The Times could have likewise compared Trump to Gore’s position in 1999. He, of course, went on to win the main without much difficulty. That said, De, Santis is clearly a genuine threat to Trump; a 9-point lead in the polls is not protect. That’s especially real because Trump has universal name recognition, while De, Santis does not.

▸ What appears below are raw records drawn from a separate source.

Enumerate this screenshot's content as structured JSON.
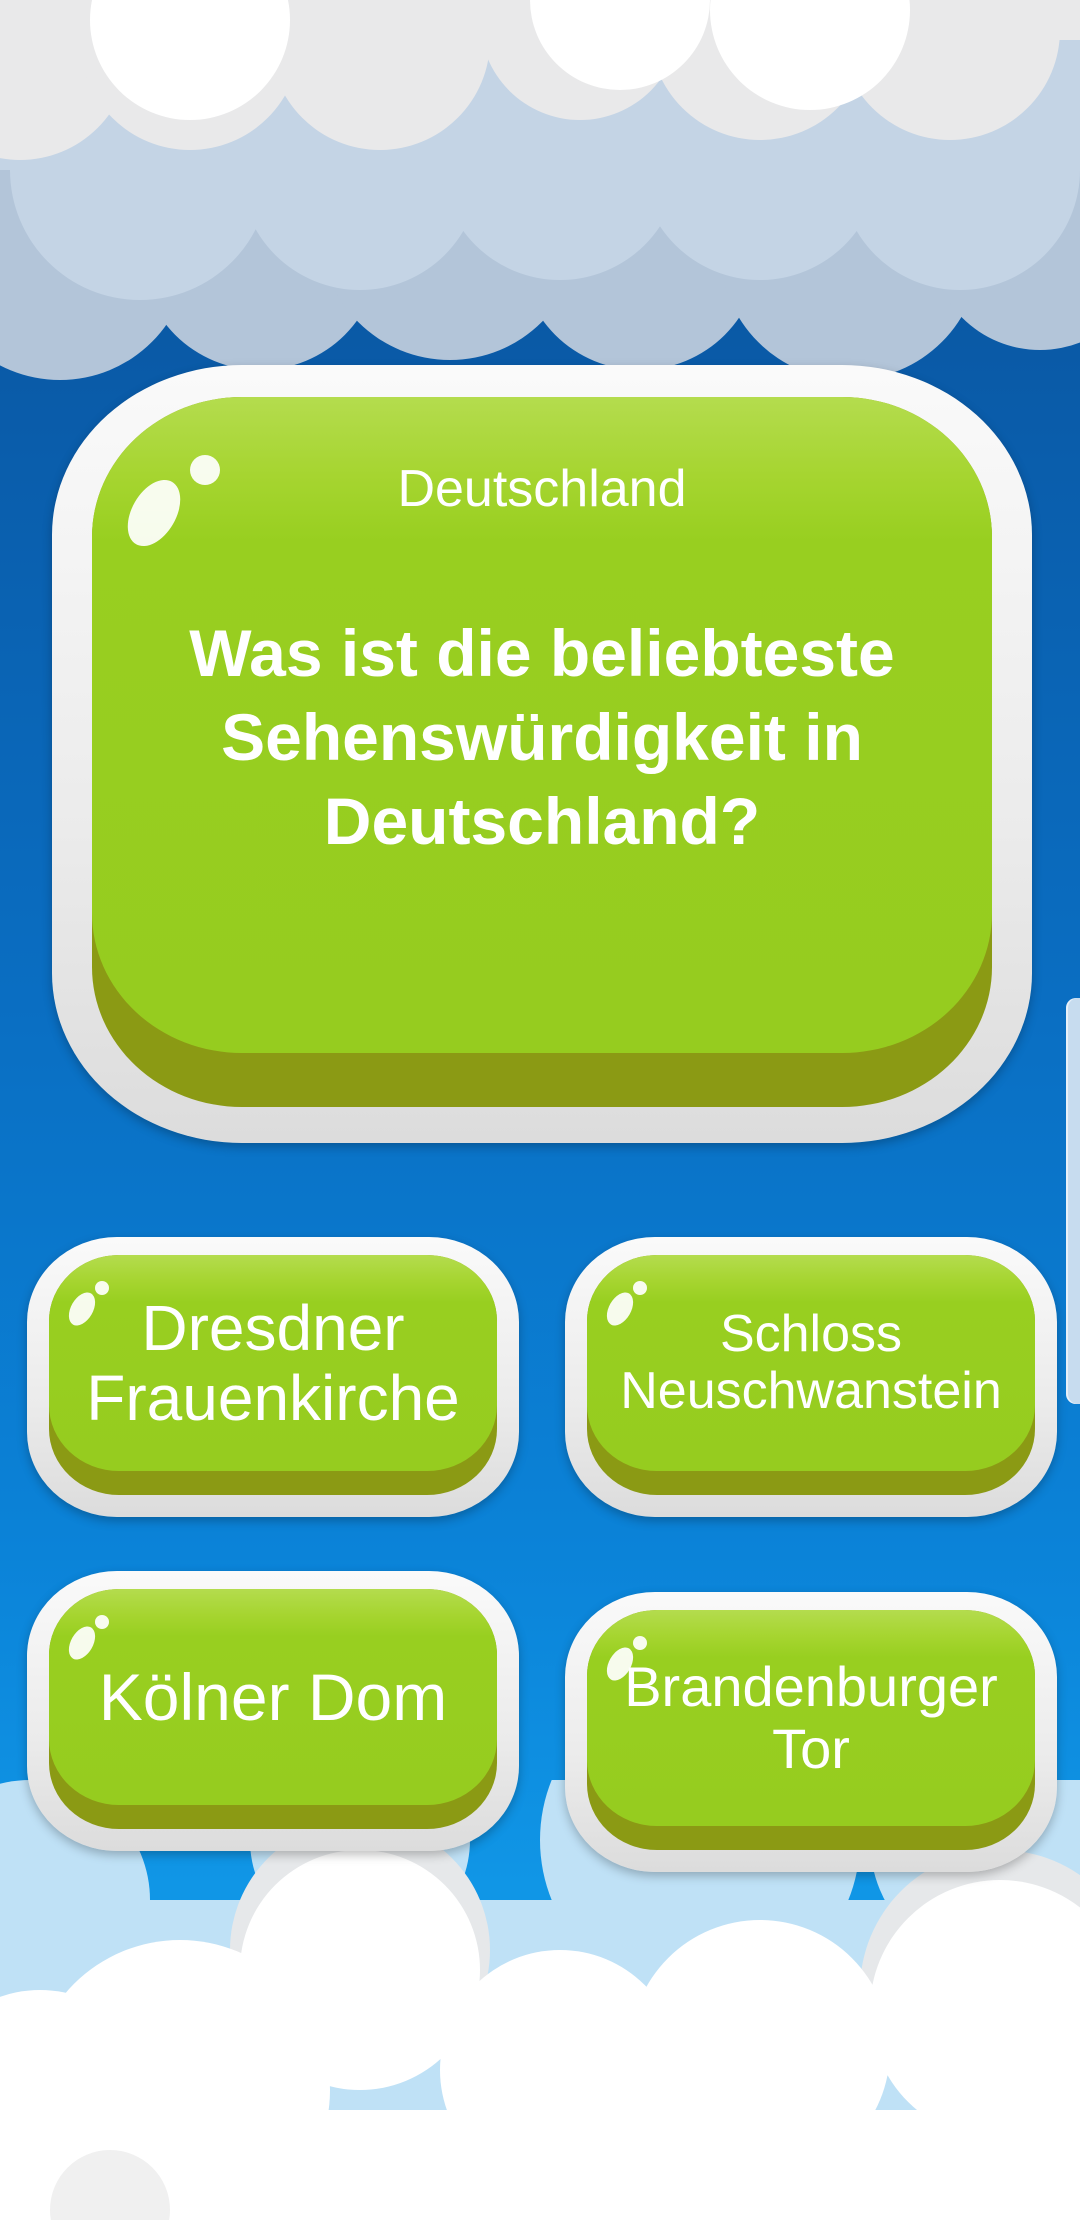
{
  "question": {
    "category": "Deutschland",
    "text": "Was ist die beliebteste Sehenswürdigkeit in Deutschland?"
  },
  "answers": [
    {
      "label": "Dresdner Frauenkirche"
    },
    {
      "label": "Schloss Neuschwanstein"
    },
    {
      "label": "Kölner Dom"
    },
    {
      "label": "Brandenburger Tor"
    }
  ],
  "colors": {
    "button_green": "#96cc1f",
    "button_shadow": "#8b9a14",
    "frame": "#ebebeb",
    "sky_top": "#0a4f97",
    "sky_bottom": "#1a9ce8",
    "text": "#ffffff"
  }
}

I understand we had a chat in the past about whether Trump’s grip on the GOP is still strong. At the time, I said that Trump may be weaker than some would like to admit, but after Tuesday night’s results most significantly Wyoming Rep. Liz Cheney’s primary loss paired with the fates of the 9 other Republicans who voted to impeach the previous president I in fact believe it’ll be really tough for another Republican to cut through his power.